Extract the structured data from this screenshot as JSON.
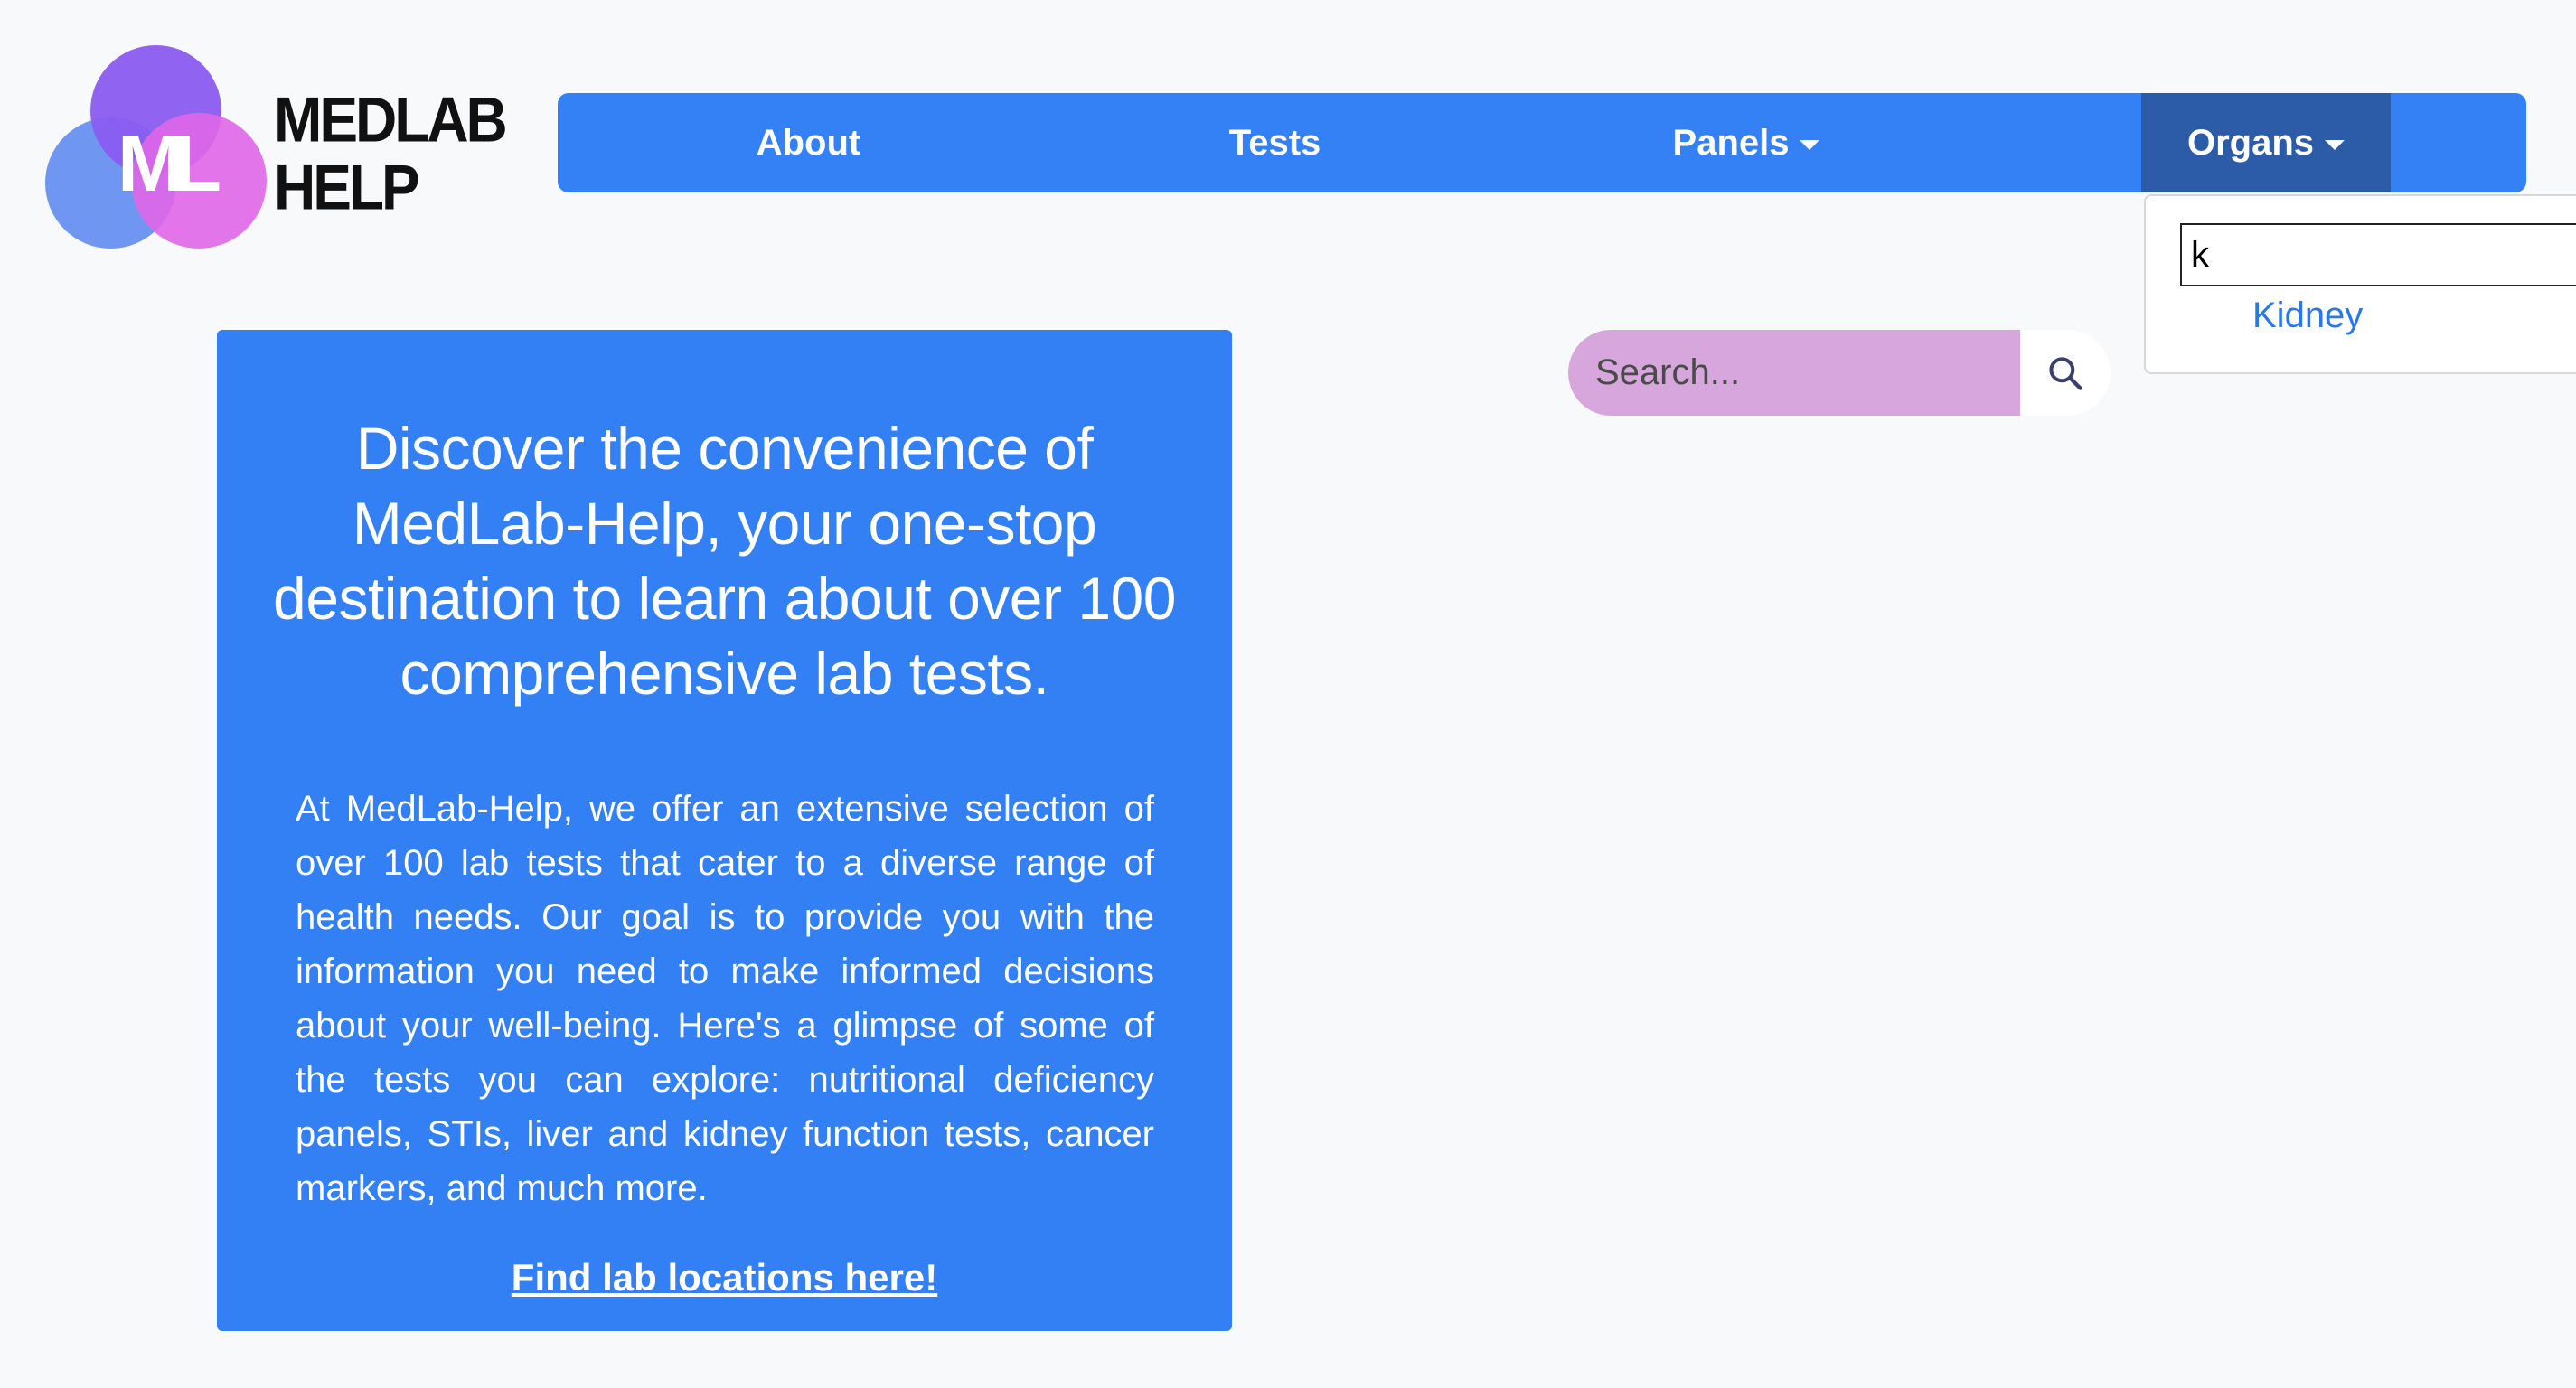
{
  "logo": {
    "monogram": "ML",
    "line1": "MEDLAB",
    "line2": "HELP"
  },
  "nav": {
    "about": "About",
    "tests": "Tests",
    "panels": "Panels",
    "organs": "Organs"
  },
  "organs_dropdown": {
    "input_value": "k",
    "result": "Kidney"
  },
  "search": {
    "placeholder": "Search...",
    "icon": "search-icon"
  },
  "hero": {
    "title": "Discover the convenience of MedLab-Help, your one-stop destination to learn about over 100 comprehensive lab tests.",
    "body": "At MedLab-Help, we offer an extensive selection of over 100 lab tests that cater to a diverse range of health needs. Our goal is to provide you with the information you need to make informed decisions about your well-being. Here's a glimpse of some of the tests you can explore: nutritional deficiency panels, STIs, liver and kidney function tests, cancer markers, and much more.",
    "link": "Find lab locations here!"
  },
  "colors": {
    "navbar": "#3480f5",
    "nav_active": "#2c5ca8",
    "hero": "#3380f5",
    "search_bg": "#d6a6dc",
    "link_blue": "#2a78e8"
  }
}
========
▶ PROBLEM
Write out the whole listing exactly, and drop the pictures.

▶ RESULT OF THE EXERCISE
Extract the structured data from this screenshot as JSON.
{
  "logo": {
    "monogram": "ML",
    "line1": "MEDLAB",
    "line2": "HELP"
  },
  "nav": {
    "about": "About",
    "tests": "Tests",
    "panels": "Panels",
    "organs": "Organs"
  },
  "organs_dropdown": {
    "input_value": "k",
    "result": "Kidney"
  },
  "search": {
    "placeholder": "Search...",
    "icon": "search-icon"
  },
  "hero": {
    "title": "Discover the convenience of MedLab-Help, your one-stop destination to learn about over 100 comprehensive lab tests.",
    "body": "At MedLab-Help, we offer an extensive selection of over 100 lab tests that cater to a diverse range of health needs. Our goal is to provide you with the information you need to make informed decisions about your well-being. Here's a glimpse of some of the tests you can explore: nutritional deficiency panels, STIs, liver and kidney function tests, cancer markers, and much more.",
    "link": "Find lab locations here!"
  },
  "colors": {
    "navbar": "#3480f5",
    "nav_active": "#2c5ca8",
    "hero": "#3380f5",
    "search_bg": "#d6a6dc",
    "link_blue": "#2a78e8"
  }
}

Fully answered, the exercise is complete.